“We want the forest to dominate, in the long run,” said Joshua Chenoweth, Olympic National Park’s restoration botanist.
This means controlling invasive weeds — spraying herbicide — but most important, establishing native plants that will compete with the invaders and win.
These plantings started a few months after dam removal began in late 2011, and “we’ve had great success over the first two years. That could change,” Chenoweth added.
The revegetation of a wild river valley after dam removal is not a job that’s been done elsewhere, he said. So on each seed-collection outing and through every planting season, the crew must watch and adapt to what nature is up to.
The Elwha River Revegetation Project is a seven-year journey, with work planned through 2017. And Zarzeczny’s position, Chenoweth said, came with a lot of multi-tasking. She’s technically a bioscience technician for Olympic National Park as well as the volunteer coordinator.
She is, Chenoweth said, able to handle her various roles with grace, “despite the pressures on her.”
The busy season for Zarzeczny’s crew arrives once the rain does. The native plants like “wet feet,” she says, so they need to be planted in the Elwha Valley between November and March.
Each season, the crew must hike higher — and take a long view. The plan is to establish some 400,000 plants, and sow more than 8,000 pounds of seed.
The stream of volunteers thus far has been steady, however, and Zarzeczny marvels at it.
“The amount of volunteerism here is really wild,” she says. “It’s nothing like where I came from.”
As it turns out, Zarzeczny works with a lot of fellow midwesterners.
Aaron Velasquez from Blue Springs, Mo., traveled through Port Angeles a while back and was smitten.
“So I decided to come back,” he said, and join the volunteer corps.
Velasquez is a regular who labors alongside those who come Mondays and Wednesdays, the drop-in days at the center. And they arrive from all over: travelers, retired people such as poet and Peninsula College professor emerita Alice Derry, and students like Oliver Lawrence, 16.
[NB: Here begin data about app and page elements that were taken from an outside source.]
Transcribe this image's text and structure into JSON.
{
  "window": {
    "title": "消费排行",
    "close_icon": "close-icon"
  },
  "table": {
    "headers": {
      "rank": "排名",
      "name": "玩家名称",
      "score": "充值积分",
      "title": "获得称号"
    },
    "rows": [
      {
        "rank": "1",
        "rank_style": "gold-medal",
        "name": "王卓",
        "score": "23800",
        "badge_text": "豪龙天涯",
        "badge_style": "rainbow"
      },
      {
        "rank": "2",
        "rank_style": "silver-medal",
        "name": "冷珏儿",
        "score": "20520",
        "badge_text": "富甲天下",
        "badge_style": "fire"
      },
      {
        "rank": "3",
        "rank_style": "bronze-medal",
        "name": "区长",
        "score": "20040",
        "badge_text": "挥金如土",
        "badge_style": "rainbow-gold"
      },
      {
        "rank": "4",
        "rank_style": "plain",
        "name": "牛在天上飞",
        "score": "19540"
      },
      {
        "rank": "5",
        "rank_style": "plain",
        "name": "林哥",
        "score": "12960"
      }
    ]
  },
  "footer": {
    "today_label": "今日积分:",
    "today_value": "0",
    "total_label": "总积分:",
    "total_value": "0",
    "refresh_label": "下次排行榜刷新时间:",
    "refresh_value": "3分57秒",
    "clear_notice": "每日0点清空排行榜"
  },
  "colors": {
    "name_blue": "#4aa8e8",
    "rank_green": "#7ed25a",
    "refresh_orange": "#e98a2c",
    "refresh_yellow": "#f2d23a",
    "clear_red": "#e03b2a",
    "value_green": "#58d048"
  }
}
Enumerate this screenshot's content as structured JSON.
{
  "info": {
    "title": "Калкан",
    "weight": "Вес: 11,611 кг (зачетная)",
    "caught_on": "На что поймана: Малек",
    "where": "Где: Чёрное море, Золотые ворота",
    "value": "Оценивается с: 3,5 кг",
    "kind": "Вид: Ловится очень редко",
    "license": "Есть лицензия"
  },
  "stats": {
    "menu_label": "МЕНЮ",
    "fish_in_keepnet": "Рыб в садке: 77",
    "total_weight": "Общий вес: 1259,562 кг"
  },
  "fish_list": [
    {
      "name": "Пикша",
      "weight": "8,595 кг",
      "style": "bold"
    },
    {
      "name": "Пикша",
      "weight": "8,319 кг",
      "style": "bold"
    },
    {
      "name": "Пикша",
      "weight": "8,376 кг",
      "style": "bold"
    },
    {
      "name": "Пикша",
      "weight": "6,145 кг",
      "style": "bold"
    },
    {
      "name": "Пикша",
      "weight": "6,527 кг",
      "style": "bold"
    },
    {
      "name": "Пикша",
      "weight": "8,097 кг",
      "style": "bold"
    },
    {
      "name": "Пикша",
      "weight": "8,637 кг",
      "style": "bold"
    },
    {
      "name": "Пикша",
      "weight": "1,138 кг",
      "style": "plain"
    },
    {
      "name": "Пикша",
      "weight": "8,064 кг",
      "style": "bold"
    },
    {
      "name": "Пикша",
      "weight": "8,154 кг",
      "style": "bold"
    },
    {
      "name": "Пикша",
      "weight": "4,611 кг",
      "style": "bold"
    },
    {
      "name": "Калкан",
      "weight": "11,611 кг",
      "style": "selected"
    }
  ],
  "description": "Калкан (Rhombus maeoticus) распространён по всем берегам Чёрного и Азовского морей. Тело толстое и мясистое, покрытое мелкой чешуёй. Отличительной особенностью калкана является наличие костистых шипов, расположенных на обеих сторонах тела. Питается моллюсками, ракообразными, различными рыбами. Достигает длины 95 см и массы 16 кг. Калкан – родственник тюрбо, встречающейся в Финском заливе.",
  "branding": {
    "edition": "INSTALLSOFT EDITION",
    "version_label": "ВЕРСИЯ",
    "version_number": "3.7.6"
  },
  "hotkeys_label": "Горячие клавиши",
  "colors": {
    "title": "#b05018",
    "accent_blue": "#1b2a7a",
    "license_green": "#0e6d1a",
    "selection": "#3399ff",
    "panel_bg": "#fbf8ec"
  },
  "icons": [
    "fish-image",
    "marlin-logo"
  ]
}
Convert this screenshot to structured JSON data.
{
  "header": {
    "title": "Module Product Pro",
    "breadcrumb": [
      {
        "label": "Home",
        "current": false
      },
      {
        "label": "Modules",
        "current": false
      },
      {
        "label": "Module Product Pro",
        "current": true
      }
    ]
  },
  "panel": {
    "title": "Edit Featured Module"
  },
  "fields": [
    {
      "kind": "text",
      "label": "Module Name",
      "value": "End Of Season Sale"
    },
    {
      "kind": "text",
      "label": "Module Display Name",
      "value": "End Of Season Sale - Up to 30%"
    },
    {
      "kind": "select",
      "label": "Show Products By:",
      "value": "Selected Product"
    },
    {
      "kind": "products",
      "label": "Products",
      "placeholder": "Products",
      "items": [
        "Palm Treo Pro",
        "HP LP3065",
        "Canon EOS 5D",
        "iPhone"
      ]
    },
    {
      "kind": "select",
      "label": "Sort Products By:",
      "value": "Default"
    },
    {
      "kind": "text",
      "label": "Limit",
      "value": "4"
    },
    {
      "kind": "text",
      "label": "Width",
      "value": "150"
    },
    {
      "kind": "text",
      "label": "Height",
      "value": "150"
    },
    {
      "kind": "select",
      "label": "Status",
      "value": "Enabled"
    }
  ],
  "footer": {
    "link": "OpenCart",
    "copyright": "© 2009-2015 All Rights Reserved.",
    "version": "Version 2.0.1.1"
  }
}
He joined the revegetation effort as part of a Natural Resources course at the North Olympic Peninsula Skills Center. The teen hopes to become a park ranger one day.
The Elwha River Restoration project is enormous, yes. But the revegetation facet of it is likewise huge in its own right.
Take these 60,000 plantings between May and July. Five processes go into each. There’s seed collection in the watershed, seed cleaning, seed sowing at the native plant center, transplanting of the seedling into a pot and preparation for planting in the wild.
The Washington Conservation Corps lays temporary trails for these hikers — and a day of planting can be an adventure. Zarzeczny has observed bear, otters, dippers and elk, and her fellow Park Service staffer Christina St. John once caught sight of a cougar.
“You see [the river] changing every day,” said Zarzeczny. Now and again, “you can see some of the blue, milky Elwha,” a reminder of the past and a glimpse of the future.
This fall will also be a time of change for Zarzeczny. She and Justin are expecting their first child in late September.
She hopes to keep working till close to her due date. St. John has promised to drive her back to town, Zarzeczny said with a smile, if her time comes when she’s out on the trail.
As a member of the Port Angeles community, Zarzeczny considers the Elwha River restoration a positive thing for the watershed, the city and for the Lower Elwha Klallam tribe, whose people have lived on the river for tens of thousands of years.
The tribe and Olympic National Park have come together in this long-term effort, Zarzeczny notes. “More and more people want to be involved. It’s not like the dams came down and people forgot about it.”
Prospective volunteers keep on phoning, emailing and dropping by the native plant center.
With the project ending in 2017, Zarzeczny’s job is relatively short-lived. Which could be why she is fully present at the seed-cleaning table.
“It’s great,” says Zarzeczny, “to be part of it now.”